** Opening ENTRIES SUPPLIED block **
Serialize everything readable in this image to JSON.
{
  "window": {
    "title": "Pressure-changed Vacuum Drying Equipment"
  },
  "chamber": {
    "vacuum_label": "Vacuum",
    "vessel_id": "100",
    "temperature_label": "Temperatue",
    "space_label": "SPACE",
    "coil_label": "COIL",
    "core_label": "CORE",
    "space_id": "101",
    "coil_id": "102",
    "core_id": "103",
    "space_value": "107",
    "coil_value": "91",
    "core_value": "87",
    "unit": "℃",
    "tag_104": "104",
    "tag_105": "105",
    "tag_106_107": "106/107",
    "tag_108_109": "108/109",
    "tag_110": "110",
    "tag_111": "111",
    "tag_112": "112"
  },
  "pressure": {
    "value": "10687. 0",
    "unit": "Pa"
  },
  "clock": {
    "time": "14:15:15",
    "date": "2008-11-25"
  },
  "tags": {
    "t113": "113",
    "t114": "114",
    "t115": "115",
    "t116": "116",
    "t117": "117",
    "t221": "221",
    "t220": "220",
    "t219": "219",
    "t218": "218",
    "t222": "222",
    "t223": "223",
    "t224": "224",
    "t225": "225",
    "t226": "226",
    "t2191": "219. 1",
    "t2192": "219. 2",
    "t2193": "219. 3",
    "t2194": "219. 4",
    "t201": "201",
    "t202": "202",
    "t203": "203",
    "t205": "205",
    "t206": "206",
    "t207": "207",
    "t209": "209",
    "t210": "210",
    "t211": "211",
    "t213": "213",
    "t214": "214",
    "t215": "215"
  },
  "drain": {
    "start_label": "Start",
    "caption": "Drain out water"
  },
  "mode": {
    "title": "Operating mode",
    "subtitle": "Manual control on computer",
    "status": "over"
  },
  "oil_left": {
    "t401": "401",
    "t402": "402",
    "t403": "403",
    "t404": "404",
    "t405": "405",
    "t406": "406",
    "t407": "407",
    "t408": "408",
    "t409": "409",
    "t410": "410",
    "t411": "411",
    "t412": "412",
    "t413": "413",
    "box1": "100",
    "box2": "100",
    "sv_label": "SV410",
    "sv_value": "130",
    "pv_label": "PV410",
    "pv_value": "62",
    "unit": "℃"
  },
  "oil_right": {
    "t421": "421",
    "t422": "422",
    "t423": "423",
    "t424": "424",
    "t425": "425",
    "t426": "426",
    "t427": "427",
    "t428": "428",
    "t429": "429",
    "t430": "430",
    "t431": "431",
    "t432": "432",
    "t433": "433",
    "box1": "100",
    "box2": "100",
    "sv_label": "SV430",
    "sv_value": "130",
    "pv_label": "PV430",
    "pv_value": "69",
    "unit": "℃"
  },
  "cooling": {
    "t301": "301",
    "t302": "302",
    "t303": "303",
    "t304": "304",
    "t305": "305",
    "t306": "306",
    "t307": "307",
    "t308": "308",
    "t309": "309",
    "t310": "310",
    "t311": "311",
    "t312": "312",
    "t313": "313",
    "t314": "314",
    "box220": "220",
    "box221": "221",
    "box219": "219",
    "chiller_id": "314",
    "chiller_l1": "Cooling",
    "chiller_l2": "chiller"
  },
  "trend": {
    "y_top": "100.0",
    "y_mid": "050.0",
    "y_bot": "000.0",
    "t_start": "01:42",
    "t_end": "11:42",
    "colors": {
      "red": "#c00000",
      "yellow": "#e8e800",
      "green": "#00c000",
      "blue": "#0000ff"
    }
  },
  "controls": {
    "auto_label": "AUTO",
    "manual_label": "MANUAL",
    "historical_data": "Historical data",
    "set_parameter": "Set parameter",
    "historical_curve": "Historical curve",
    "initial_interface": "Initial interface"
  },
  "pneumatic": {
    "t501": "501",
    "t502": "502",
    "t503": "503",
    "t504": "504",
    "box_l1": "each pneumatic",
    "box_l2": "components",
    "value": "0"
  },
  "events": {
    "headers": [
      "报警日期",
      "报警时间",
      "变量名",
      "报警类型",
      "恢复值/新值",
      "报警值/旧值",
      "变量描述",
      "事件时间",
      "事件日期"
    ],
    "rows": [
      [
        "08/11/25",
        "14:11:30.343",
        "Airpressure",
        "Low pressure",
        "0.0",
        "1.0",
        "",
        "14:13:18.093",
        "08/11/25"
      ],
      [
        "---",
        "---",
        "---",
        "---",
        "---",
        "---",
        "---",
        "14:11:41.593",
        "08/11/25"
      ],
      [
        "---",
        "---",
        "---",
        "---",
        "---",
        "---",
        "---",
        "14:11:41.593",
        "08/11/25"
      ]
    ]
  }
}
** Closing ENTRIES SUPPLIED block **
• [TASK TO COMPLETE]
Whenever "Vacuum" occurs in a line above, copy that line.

• [EXERCISE SOLUTION]
    "title": "Pressure-changed Vacuum Drying Equipment"
    "vacuum_label": "Vacuum",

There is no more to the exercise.